[[ Records for the exercise open ]]

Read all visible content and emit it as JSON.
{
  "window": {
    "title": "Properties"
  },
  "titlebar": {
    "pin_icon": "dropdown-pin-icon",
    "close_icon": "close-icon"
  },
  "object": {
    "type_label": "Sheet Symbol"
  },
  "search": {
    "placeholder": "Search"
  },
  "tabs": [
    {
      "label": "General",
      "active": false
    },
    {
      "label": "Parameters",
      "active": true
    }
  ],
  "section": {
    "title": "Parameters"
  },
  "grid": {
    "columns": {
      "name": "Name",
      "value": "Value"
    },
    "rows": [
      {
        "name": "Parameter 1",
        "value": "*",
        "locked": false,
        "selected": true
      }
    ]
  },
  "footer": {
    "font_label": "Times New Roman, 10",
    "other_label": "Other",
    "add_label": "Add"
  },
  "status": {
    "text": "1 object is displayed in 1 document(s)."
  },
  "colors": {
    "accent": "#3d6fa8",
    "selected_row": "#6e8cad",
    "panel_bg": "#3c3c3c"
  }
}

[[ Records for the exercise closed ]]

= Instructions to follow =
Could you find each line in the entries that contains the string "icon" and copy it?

= Solution to the exercise =
    "pin_icon": "dropdown-pin-icon",
    "close_icon": "close-icon"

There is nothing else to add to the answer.